• Your goal:
The listing that follows must be given again in full and exactly.

• Exercise inputs:
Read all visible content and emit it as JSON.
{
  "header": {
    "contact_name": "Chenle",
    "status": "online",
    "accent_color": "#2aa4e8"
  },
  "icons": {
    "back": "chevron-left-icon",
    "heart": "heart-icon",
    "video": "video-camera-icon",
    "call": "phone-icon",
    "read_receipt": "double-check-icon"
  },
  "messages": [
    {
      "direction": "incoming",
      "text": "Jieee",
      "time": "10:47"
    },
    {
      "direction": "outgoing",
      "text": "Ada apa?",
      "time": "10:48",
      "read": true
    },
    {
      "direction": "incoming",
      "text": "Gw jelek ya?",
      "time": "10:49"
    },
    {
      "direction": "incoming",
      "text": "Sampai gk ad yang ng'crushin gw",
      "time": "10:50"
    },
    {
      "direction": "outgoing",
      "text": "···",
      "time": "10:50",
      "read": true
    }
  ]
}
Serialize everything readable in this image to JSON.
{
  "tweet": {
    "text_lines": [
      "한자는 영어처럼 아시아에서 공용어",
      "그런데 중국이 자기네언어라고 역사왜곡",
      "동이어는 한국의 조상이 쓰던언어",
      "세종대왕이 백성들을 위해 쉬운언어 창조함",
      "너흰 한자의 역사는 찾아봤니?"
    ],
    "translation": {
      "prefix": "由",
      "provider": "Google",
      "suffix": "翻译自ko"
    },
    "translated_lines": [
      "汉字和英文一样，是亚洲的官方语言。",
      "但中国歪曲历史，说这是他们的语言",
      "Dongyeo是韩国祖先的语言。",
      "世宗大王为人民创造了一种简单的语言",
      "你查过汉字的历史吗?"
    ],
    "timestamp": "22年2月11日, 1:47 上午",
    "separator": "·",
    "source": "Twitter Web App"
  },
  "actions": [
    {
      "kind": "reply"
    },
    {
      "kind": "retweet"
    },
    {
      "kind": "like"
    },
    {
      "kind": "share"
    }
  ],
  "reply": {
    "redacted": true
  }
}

• Response:
Read all visible content and emit it as JSON.
{
  "header": {
    "contact_name": "Chenle",
    "status": "online",
    "accent_color": "#2aa4e8"
  },
  "icons": {
    "back": "chevron-left-icon",
    "heart": "heart-icon",
    "video": "video-camera-icon",
    "call": "phone-icon",
    "read_receipt": "double-check-icon"
  },
  "messages": [
    {
      "direction": "incoming",
      "text": "Jieee",
      "time": "10:47"
    },
    {
      "direction": "outgoing",
      "text": "Ada apa?",
      "time": "10:48",
      "read": true
    },
    {
      "direction": "incoming",
      "text": "Gw jelek ya?",
      "time": "10:49"
    },
    {
      "direction": "incoming",
      "text": "Sampai gk ad yang ng'crushin gw",
      "time": "10:50"
    },
    {
      "direction": "outgoing",
      "text": "···",
      "time": "10:50",
      "read": true
    }
  ]
}
Serialize everything readable in this image to JSON.
{
  "tweet": {
    "text_lines": [
      "한자는 영어처럼 아시아에서 공용어",
      "그런데 중국이 자기네언어라고 역사왜곡",
      "동이어는 한국의 조상이 쓰던언어",
      "세종대왕이 백성들을 위해 쉬운언어 창조함",
      "너흰 한자의 역사는 찾아봤니?"
    ],
    "translation": {
      "prefix": "由",
      "provider": "Google",
      "suffix": "翻译自ko"
    },
    "translated_lines": [
      "汉字和英文一样，是亚洲的官方语言。",
      "但中国歪曲历史，说这是他们的语言",
      "Dongyeo是韩国祖先的语言。",
      "世宗大王为人民创造了一种简单的语言",
      "你查过汉字的历史吗?"
    ],
    "timestamp": "22年2月11日, 1:47 上午",
    "separator": "·",
    "source": "Twitter Web App"
  },
  "actions": [
    {
      "kind": "reply"
    },
    {
      "kind": "retweet"
    },
    {
      "kind": "like"
    },
    {
      "kind": "share"
    }
  ],
  "reply": {
    "redacted": true
  }
}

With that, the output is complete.